Believing tax collectors, prostitutes, criminals and social outcasts will have the same heavenly residence as Paul, Augustine, Luther and Wesley. There are no servants quarters or lower class neighborhoods in heaven. Everyone will have a room in the Father's house, specially prepared for him by the Son. (MacArthur Commentary, Pg 215)

Some things to remember (from MacArthur's Commentary):

  • God and God alone accomplishes salvation. He does the seeking after the laborers.
  • Salvation is on God's terms. The laborers don't negotiate their wage.
  • God continues to call men to His kingdom (labor).
  • God redeems everyone who is willing...even those who come late.
  • Everyone who came to the vineyard worked.
  • All who wanted to work were hired and at the end of the day, there was no shortage of funds to pay each one the full amount. (God's resources never run out).
  • God always gives more than is deserved.

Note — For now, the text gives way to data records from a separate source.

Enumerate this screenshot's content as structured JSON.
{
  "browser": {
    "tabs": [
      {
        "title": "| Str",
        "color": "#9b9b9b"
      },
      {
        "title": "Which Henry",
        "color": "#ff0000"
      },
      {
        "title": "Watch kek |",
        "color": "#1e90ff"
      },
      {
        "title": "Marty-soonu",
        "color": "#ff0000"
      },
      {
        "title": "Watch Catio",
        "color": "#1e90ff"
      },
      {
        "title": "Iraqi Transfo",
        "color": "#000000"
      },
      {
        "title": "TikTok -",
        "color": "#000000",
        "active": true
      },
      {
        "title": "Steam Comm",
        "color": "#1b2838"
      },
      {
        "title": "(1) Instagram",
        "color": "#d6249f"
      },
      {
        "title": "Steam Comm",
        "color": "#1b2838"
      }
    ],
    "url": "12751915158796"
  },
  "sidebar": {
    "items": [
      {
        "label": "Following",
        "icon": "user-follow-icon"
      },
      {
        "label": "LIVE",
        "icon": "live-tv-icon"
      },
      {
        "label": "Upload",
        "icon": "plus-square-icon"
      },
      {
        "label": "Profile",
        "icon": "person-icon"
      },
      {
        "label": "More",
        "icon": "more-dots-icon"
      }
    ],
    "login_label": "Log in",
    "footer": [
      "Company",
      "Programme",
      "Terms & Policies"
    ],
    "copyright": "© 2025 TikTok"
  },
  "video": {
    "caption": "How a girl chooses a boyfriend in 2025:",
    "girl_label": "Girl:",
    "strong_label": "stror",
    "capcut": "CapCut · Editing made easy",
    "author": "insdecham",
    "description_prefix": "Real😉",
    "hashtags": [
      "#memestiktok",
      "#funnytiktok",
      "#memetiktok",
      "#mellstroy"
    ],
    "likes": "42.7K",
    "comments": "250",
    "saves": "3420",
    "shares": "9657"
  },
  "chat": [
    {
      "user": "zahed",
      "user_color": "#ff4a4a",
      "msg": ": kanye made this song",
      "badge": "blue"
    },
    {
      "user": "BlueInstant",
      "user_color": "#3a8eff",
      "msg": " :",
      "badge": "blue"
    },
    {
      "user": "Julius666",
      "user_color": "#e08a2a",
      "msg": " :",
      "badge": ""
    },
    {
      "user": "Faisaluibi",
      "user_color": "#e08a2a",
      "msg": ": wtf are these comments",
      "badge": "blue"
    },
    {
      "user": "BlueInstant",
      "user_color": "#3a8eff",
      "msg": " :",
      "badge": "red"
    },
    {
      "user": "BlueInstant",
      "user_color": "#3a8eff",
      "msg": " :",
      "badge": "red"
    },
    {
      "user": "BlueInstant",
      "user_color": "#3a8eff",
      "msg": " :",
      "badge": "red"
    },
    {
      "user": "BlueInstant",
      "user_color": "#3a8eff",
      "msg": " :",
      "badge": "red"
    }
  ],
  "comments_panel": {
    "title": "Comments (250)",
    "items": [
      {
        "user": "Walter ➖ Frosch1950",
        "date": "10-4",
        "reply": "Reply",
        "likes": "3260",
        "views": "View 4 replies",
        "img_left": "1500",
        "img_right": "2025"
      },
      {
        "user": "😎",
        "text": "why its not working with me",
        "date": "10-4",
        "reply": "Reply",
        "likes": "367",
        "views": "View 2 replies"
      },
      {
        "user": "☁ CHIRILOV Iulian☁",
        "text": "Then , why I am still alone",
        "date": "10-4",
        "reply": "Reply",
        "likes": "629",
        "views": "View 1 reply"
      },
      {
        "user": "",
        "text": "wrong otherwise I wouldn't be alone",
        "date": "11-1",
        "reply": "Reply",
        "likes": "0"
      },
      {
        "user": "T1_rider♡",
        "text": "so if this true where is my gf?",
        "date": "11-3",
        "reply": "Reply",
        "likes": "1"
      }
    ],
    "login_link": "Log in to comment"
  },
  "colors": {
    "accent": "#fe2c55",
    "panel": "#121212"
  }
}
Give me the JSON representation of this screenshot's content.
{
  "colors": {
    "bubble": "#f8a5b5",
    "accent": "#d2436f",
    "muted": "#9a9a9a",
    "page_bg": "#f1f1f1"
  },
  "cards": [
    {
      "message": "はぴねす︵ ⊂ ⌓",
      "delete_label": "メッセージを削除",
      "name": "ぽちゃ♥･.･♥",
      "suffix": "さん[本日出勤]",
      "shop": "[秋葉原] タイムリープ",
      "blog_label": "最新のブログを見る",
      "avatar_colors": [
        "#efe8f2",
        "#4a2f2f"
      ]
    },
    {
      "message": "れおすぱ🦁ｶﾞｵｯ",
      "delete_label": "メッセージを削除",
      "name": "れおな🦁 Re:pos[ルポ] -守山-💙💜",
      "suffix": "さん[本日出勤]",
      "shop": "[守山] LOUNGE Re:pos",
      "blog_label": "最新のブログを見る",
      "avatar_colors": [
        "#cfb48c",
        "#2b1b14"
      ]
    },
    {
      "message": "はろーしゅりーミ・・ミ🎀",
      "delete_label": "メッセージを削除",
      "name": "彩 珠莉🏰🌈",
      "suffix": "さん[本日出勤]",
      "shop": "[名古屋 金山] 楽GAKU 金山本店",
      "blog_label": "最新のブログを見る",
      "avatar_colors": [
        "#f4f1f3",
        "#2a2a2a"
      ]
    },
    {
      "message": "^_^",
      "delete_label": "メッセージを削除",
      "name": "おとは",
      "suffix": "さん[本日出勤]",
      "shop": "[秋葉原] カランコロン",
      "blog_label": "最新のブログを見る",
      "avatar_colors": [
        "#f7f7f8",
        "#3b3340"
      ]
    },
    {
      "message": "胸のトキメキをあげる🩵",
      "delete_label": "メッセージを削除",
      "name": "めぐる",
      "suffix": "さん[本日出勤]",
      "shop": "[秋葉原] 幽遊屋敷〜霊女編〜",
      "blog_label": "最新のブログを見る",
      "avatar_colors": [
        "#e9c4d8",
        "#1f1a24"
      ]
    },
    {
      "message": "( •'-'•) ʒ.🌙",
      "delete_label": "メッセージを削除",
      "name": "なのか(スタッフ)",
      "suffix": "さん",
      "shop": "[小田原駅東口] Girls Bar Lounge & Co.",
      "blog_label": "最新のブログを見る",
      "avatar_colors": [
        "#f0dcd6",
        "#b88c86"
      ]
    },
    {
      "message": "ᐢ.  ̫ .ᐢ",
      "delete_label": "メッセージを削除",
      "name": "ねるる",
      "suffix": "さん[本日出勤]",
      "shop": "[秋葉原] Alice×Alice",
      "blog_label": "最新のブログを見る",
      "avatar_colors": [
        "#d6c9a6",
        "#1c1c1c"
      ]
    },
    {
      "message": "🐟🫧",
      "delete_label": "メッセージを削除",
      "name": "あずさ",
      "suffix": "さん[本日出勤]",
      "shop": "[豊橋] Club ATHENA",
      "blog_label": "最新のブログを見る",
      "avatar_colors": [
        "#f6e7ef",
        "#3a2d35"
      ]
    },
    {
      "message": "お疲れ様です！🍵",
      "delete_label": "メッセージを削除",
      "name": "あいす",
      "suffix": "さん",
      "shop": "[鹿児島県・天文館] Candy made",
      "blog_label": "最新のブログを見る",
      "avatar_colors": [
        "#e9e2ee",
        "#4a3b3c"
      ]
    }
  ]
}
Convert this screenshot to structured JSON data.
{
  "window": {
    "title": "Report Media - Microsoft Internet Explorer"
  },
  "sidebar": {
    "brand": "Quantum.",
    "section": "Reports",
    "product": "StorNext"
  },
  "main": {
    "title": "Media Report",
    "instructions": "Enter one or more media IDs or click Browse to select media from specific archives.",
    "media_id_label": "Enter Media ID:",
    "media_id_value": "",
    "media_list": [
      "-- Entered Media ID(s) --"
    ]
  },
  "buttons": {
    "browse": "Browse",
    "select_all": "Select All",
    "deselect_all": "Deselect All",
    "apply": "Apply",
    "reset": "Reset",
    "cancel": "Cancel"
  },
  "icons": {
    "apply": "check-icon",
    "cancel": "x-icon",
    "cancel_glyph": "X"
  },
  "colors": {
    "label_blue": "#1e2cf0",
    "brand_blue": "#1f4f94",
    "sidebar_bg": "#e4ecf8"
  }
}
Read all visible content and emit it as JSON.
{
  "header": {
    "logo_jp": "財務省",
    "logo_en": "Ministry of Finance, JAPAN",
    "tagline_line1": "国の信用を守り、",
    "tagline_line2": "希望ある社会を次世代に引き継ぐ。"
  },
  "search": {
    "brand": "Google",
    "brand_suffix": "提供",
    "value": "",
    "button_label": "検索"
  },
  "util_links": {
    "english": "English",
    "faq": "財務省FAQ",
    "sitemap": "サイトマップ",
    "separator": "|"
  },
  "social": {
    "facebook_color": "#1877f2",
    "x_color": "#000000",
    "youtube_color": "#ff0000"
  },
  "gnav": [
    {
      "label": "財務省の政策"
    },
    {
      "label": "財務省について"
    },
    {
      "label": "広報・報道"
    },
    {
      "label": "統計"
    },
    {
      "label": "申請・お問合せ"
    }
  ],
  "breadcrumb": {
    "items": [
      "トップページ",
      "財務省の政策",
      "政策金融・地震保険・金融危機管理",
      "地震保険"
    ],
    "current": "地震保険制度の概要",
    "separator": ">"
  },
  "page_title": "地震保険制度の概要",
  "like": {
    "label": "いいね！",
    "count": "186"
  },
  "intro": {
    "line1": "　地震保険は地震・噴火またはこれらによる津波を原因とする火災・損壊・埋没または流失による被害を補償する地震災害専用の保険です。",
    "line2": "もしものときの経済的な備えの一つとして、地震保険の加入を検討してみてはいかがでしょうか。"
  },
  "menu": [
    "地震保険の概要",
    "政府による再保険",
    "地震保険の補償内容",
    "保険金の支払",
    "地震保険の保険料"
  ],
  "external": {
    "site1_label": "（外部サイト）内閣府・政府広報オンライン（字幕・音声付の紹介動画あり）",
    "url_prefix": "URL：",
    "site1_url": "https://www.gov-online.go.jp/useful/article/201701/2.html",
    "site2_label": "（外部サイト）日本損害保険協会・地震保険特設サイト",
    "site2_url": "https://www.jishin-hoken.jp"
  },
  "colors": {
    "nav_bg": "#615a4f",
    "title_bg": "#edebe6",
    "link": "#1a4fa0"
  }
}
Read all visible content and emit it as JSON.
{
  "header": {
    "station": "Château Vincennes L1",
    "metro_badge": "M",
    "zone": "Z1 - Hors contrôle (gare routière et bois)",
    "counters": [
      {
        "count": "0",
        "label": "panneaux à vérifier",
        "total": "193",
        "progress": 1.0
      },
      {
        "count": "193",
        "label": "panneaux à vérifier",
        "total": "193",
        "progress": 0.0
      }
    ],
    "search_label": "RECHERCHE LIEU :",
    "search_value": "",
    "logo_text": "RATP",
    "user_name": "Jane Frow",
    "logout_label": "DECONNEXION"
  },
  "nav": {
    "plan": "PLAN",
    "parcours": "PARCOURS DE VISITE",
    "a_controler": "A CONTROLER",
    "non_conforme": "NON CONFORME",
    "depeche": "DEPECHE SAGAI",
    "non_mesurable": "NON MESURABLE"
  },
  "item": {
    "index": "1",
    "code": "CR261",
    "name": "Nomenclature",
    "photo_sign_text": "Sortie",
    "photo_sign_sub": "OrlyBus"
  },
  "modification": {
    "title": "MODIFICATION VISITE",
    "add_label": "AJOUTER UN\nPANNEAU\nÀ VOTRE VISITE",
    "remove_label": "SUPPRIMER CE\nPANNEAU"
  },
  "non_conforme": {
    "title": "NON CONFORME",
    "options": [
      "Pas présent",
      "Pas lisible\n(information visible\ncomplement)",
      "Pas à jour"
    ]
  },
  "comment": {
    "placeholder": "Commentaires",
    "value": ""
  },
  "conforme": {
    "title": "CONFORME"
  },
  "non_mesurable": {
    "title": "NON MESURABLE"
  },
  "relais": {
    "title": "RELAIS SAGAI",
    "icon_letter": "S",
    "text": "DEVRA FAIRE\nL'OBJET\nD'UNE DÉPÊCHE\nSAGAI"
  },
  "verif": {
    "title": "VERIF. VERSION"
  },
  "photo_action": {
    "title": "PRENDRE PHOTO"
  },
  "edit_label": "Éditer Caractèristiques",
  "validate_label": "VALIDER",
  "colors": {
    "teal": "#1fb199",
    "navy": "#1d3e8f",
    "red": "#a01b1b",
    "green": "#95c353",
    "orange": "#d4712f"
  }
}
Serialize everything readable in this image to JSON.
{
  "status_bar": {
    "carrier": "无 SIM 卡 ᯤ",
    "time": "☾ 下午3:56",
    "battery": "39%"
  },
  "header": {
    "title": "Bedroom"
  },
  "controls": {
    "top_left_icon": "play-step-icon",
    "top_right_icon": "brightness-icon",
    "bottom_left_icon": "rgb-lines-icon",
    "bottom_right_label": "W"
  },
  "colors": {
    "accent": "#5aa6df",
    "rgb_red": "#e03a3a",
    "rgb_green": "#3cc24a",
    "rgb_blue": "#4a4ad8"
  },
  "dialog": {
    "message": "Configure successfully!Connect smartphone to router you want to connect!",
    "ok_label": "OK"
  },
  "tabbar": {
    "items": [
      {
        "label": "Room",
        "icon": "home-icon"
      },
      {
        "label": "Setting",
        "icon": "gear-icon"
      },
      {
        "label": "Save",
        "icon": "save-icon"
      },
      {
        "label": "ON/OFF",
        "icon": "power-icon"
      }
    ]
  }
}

Ridin' the Pine
My youngest son mows his grandparents yard on Saturdays. Most weekends, I'll get up and drive him to their home (they still live in the town where my wife and I grew up--about 8 miles from where we now live). I drop him off and go on about my Saturday; my oldest son or my wife picks him up when he is finished. Today was the last mowing day, so I dropped him off--and having nothing else to do--I drove around town taking pictures.

I ended up at the City Park, in particular, the ballfield where I played Little League baseball. A lot has changed in 40+ years. They've rebuilt the dugouts, put concrete where there used to be grass behind the backstop and replaced the old wooden bleachers with metal ones. But it's the same field.

I wasn't that good, but I loved the game; I loved wearing the uniform; I loved the smell of the freshly mowed outfield and the raked dirt infield. I sat on the bench (rode the pine) more than I played, but I loved being part of the team. I loved it when we won and we'd pile in the back of one of the dad's pickups (that was before bike helmets, shin guards, knee pads, child seats, etc.) and we'd chant--all the way to the "Cardinal Dairy Dip"--at the TOP of our lungs: "We won by golly, we won!!!"

You can't beat the memory of Little League baseball.

Thursday, November 08, 2007

Patriotism = White Crap?

I salute the flag. I say the "Pledge of Allegiance." I stand at attention and sing the national athem--loudly--including the high notes. In spite of all the things that are wrong with America, it's still a great place to live. There's a guy down the street from our shop that seems to think so, too. He took several days and painted his privacy fence red, white and blue. Then some knucklehead came along, decided the paint job was lacking and added his own, personal touch (opinion) to the fence. I guess it's now considered racist to be patriotic.

White Crap?

flickr: Friday Photo Group

Wednesday, November 07, 2007

Hot Church

According to this video (it's real), the way to determine if your church is "hot" and doesn't s**k :

  • The pastor is good looking
  • The pastor can play ball
  • The pastor's wife "is too hot for him to have."
  • YOU can find a "hot wife!"
Thanks to A Little Leaven for the video link.

Jesus came to seek and find a really hot wife. -- First Emergent 3:16 (from the New We Do Church More Relevant Than You version. Coming to a bookstore near you.)